Academic language and the multilingual classroom

Many socio-cultural factors, such as the learning context within which a new language is offered, contribute to the way in which the linguistic repertoire of a multilingual pupil is built up. A study by Le Pichon (2012) focuses on the effect of formal/in-class language education on the acquisition of a new language. The results show that language education in a school context contributes more to conscious communication than to bilingualism itself. Similarly, Prasad (2013) published a study that looks at what happens when you get pupils involved in research into their own language development and, in doing so, create awareness of their linguistic knowledge and language use: so-called meta-linguistic knowledge. The results show that the development of meta-linguistic skills and the use of the home languages contribute to the process of learning the school language. Furthermore, getting the pupil involved in his/her own language development and evaluation has a positive impact on the process: a pupil who is more aware can use a transparent learning environment and his/her own language to work on the things that are important (Prasad 2013).

Another way to encourage students is via mentoring and peer support. Recent studies have shown a positive effect of mentoring in the Netherlands (Vos et al. 2012). This study demonstrated that a year of mentoring had positive impact on children’s soft skills like self-esteem, self-efficacy and social skills next to cognitive and social network outcomes.
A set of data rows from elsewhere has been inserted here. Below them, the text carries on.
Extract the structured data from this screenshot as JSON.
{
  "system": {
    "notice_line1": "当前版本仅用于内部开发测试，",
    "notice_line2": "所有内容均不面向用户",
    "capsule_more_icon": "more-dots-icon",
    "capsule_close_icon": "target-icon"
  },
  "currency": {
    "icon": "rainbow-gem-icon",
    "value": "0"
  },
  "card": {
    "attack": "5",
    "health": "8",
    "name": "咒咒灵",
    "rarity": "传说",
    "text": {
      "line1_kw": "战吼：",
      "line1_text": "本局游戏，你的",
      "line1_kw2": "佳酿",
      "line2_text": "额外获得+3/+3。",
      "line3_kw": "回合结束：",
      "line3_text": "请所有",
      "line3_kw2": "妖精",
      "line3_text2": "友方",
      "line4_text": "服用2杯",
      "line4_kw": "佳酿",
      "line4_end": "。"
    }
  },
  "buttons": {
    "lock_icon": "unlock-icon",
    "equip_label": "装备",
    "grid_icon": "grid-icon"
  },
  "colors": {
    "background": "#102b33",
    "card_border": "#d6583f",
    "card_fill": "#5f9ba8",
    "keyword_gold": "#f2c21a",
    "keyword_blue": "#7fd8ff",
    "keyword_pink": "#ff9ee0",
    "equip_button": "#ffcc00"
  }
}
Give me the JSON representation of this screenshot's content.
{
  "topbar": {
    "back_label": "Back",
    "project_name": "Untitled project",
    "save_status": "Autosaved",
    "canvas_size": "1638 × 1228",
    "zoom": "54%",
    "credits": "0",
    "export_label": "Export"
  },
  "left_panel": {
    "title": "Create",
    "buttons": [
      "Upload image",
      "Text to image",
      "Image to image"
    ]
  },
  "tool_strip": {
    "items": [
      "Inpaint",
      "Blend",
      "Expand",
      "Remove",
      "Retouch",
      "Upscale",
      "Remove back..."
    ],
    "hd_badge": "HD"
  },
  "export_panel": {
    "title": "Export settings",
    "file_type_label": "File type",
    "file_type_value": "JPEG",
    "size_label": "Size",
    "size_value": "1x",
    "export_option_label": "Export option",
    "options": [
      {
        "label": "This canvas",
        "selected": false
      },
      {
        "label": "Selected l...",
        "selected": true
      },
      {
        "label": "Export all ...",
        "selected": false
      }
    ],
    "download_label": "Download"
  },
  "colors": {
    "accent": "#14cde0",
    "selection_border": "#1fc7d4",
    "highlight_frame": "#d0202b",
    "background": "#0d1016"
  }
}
Another example of mentoring and peer support can be found in the Junge Vorbilder (“Young Role Models”) in Hamburg. This program targets pupils in grades 8 to 11 (lower secondary school) with a migrant background. They are mentored by university pupils who come also from migrant backgrounds and often share with them a similar cultural background and school experience. Mentoring is held at the homes of the mentees to help the mentors to get to know the family environment of the mentees and to build a good relationship with their parents. Mentoring consists of tutoring, social-emotional support as well as educational and vocational orientation. In 2013, Junge Volbilder had 50 mentor-mentee pairs. Additionally, since 2011, the project has offered group mentoring in the form of tutoring courses in several secondary schools in Hamburg.

According to Nesse (2008) and Crul & Kraal (2004), the success of mentoring rests on the quality training of mentors, the cooperation of schools and the engagement of parents as well as children. Mentoring is culturally sensible: the frequently perceived similarity between mentors and mentees demonstrates a clearly positive effect on the identification between both. Pupils paired as mentor-mentee are able to use their mother tongue to communicate knowledge about the school and education system as well as help enhance linguistic skills of mentees, thus making the transition easier for them.

In a report from 2010, Rivera et al. compare several high scoring schools in the US that have a high percentage of multilingual pupils to see which factors contribute to having more high-achieving pupils. The comparison showed that what all schools had in common was that

  1. they tended to organise many social activities;
  2. they all offered tutoring to pupils who have lower proficiency that their peers;
  3. they all used the home languages of the pupils to explain things like difficult concepts;
  4. many schools indicated that parental involvement was something they wanted to improve on.
    (Rivera et al., 2010)

As discussed in the previous chapter on multilingualism, teaching in both the home language and the school language can ensure that a pupil develops in the best way possible with regard to academic and cognitive skills. In addition, the probability that a pupil drops out is reduced dramatically. Trammel (2016) defines three main factors that are necessary for this to succeed:

  1. the first language should be used in education for as long as possible in order for it to have maximum effect on the pupil’s academic skills;
  2. appreciation of the linguistic/cultural background of the pupils should be encouraged as much as possible;
  3. methods and materials should be available in pupils’ first languages.

Naturally, it is important that this policy is implemented within the school as a whole or on a municipal/national level (depending on what level it is organised in your country) in order for it to have a chance to succeed.